▶ **EXERCISE DESCRIPTION**: Every line with the string "icon" in it belongs in your answer, so copy them all from the data.

=====

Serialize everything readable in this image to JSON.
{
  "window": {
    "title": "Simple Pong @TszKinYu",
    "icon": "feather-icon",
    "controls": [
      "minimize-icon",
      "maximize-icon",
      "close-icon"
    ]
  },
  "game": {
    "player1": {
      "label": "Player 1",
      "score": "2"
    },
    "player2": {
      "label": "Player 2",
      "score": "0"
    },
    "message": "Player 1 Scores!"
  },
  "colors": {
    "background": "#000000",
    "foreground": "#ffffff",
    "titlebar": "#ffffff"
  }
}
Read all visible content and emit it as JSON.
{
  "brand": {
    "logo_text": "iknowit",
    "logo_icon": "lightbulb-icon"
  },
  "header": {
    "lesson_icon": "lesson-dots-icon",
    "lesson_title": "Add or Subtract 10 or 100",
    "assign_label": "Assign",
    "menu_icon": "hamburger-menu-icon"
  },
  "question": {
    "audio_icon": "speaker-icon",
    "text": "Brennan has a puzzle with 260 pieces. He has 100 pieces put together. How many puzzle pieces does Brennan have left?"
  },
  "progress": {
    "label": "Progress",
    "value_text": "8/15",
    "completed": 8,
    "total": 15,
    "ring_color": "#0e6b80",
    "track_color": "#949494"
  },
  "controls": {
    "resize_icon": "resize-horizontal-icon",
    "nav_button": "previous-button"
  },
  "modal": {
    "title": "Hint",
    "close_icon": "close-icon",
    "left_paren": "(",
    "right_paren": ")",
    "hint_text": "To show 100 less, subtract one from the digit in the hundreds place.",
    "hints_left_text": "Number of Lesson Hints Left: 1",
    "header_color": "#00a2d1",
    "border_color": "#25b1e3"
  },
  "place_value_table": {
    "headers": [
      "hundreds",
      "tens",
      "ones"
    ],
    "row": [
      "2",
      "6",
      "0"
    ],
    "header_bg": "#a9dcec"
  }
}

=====

▶ **TASK RESPONSE**:
    "icon": "feather-icon",
      "minimize-icon",
      "maximize-icon",
      "close-icon"
    "logo_icon": "lightbulb-icon"
    "lesson_icon": "lesson-dots-icon",
    "menu_icon": "hamburger-menu-icon"
    "audio_icon": "speaker-icon",
    "resize_icon": "resize-horizontal-icon",
    "close_icon": "close-icon",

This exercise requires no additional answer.